(c) 2019 D.G. McCabe

Game of Thrones Power Rankings, Season 8, Episode 4

So, what happens next? Bringing a massive undertaking like Game of Thrones to a conclusion should be like turning an aircraft carrier, but it feels like someone is trying to turn a Jeep. The pacing felt a bit more natural during the first three episodes of this season, but last season’s sprint seems to have returned this week. The show could have used a few more episodes – but you can largely blame showbiz logistics for that. Anyway, enough about the pacing, it’s Power Rankings time!

1. House Lannister

Cersei still controls the Iron Throne, but it appears not much else outside of King’s Landing. Her main enemy is like the pacing of the show lately – rushing full speed ahead in an ill-advised and reckless fashion. Plus she has a ton of nasty crossbows, human shields, and fresh troops.

2. House Stark

Sansa is the only one pointing out the obvious – Daenerys is moving too fast. Bran must be feeling pretty useless right about now too, although I can’t imagine he’ll be this pointless in the books. Arya is on a mission to finish her hit list, though. Who knows?
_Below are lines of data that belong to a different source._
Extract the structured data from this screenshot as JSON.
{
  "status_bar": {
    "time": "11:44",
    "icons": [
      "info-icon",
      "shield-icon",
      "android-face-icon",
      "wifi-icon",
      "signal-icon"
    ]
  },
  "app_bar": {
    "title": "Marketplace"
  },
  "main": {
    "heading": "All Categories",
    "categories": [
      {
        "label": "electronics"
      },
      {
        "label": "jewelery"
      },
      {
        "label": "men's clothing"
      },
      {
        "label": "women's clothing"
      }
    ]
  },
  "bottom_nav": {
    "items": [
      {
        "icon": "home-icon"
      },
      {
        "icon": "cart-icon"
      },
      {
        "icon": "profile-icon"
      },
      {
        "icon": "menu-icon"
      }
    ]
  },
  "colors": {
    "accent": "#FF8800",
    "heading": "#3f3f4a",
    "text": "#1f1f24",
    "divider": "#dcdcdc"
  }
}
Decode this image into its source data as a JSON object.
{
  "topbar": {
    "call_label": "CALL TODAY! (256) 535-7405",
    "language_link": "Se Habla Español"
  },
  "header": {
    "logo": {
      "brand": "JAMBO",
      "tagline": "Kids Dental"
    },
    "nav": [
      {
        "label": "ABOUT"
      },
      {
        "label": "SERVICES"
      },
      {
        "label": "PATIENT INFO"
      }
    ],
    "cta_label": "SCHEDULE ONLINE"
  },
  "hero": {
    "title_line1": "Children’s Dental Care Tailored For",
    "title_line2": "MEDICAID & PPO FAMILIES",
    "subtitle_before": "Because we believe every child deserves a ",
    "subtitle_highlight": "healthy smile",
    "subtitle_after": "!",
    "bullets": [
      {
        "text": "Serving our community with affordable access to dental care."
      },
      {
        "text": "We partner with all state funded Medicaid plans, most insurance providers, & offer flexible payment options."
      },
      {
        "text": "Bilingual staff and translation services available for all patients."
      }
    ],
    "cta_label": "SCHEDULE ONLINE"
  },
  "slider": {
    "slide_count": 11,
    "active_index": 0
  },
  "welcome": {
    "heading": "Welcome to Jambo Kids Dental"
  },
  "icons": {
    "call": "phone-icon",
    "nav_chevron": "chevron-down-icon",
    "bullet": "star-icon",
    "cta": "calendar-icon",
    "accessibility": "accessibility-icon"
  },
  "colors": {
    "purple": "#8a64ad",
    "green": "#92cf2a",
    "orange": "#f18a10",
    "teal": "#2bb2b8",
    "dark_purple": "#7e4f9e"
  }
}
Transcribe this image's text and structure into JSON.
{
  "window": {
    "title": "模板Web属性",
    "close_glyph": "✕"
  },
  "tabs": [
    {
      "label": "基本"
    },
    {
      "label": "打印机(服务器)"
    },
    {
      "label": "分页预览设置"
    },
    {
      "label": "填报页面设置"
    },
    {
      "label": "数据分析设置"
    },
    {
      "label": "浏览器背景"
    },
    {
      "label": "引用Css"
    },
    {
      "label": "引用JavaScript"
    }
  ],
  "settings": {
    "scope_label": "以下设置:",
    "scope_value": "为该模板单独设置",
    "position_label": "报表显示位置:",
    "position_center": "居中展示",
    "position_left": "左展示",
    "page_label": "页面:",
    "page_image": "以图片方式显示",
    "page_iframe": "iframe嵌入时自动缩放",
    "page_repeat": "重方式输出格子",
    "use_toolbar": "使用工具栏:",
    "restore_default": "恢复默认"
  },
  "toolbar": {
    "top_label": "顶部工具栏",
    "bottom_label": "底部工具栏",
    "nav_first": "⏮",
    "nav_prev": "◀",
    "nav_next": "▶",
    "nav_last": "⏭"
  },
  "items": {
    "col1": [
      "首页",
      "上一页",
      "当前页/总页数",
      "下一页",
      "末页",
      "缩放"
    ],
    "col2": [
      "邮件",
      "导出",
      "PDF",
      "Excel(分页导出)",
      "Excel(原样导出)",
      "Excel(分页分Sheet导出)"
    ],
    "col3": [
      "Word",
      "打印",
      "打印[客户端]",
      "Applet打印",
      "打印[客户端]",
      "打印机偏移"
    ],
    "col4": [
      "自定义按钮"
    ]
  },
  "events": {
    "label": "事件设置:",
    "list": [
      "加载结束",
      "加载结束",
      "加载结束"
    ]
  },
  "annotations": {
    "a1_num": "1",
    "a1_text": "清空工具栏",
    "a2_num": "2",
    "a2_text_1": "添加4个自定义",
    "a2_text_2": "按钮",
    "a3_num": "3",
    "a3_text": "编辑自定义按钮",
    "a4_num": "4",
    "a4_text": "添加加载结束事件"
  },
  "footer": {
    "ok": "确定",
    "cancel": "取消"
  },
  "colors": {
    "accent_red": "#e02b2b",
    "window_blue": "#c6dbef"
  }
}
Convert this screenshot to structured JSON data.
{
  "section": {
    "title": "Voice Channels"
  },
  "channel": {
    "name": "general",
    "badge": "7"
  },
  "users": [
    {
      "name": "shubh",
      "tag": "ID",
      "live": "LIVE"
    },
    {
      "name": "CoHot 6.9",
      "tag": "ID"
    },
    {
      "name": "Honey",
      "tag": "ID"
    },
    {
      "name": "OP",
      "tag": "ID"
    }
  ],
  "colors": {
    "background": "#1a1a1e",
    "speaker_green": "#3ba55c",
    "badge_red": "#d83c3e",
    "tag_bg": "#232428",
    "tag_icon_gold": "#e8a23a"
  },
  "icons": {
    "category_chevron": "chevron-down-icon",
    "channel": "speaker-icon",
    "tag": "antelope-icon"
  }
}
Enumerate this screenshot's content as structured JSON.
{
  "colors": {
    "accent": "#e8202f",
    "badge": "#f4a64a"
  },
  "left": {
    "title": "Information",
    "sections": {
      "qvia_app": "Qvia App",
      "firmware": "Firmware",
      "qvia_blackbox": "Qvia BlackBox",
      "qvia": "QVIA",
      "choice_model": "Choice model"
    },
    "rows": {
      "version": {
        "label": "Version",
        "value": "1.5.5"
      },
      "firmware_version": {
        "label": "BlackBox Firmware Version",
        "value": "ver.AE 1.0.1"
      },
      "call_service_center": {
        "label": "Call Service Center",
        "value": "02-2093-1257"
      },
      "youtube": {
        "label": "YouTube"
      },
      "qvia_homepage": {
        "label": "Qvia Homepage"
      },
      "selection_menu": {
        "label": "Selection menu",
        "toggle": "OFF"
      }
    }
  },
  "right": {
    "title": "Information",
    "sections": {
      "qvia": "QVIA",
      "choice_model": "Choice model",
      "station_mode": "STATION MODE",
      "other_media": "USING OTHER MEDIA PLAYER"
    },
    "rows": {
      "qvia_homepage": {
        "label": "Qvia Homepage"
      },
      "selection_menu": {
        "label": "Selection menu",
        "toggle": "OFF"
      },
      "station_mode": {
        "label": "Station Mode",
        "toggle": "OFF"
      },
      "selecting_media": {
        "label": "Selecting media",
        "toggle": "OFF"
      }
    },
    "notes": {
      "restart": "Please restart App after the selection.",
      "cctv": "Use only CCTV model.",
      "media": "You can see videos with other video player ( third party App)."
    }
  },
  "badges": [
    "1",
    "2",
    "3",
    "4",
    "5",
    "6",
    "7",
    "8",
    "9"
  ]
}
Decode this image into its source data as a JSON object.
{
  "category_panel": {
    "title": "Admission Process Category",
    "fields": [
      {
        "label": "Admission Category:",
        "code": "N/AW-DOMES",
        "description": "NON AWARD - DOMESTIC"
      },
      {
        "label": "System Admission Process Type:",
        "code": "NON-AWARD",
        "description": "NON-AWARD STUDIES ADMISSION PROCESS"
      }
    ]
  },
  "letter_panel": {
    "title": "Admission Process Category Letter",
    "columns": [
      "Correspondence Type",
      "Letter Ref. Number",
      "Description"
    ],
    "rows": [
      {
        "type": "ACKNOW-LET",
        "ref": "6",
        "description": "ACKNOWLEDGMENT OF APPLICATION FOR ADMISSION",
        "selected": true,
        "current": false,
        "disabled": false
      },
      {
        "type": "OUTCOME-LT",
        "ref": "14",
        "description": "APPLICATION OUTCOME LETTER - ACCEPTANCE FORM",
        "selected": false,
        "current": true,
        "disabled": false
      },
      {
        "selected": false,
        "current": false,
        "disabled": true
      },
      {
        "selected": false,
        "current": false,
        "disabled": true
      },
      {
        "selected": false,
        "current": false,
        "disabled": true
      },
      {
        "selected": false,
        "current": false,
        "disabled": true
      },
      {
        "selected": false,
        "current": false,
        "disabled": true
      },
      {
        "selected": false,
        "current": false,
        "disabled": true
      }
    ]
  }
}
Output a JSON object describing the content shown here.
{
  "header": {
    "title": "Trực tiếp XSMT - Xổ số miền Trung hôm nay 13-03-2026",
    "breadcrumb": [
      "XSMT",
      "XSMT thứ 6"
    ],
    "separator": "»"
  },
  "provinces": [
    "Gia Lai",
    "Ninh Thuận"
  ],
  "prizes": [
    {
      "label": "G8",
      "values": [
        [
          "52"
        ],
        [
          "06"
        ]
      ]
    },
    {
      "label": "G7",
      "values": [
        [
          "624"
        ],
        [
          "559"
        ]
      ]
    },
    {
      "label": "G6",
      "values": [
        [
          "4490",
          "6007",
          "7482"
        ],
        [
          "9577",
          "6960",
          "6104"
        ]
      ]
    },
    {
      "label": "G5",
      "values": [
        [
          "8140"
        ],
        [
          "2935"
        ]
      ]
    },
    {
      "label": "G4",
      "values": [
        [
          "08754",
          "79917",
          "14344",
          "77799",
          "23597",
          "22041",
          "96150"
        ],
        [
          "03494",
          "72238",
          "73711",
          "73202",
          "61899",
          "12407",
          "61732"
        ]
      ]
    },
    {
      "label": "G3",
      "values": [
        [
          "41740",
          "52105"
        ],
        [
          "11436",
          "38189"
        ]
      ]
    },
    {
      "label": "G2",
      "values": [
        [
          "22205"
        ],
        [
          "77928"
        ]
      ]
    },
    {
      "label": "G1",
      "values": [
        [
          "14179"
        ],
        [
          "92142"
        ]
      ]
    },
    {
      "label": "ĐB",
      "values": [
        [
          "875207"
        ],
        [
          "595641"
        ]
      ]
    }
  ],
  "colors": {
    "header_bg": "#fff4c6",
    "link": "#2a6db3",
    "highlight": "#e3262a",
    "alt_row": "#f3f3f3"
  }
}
Maybe the “Hero of Winterfell” ends up on the Iron Throne.

3. House Targaryen

Daenerys’ potential heel turn doesn’t feel earned at this point. Besides, she’s down to one injured dragon and a few dozen troops. If it came down to her versus Jon, who’s still around to support her? Still, one injured dragon keeps her in power, and high up the power rankings, for now.

4. House Greyjoy

As predicted last week, Yara took back the Iron Islands off screen. This feels like the last we might hear from her.

5. House Baratheon

Poor Gendry. Given a lordship, but rejected too. He’s still alive though, so that’s not nothing.

6. The Free Folk

Speaking of still alive! Now plus one Ghost! I must admit, sending Ghost with Tormund feels more like the show trying to save CGI money than anything story-related.

7. House Martell

There’s a new prince in Dorne! Hopefully he’s more like book-Doran than show-Doran.

8. House Bron?

There’s not enough time left to delve into this subplot too deeply. Bron is getting Highgarden, accept it. And yes, I know that’s House Tyrell’s sigil, suggestions on what House Bron’s sigil should be are welcome.

Also receiving votes: House Arryn, House Tully, the Dothraki, disembodied flying head of Ser Pounce, copious drinking, and HBO Go.

(C) 2019 D.G. McCabe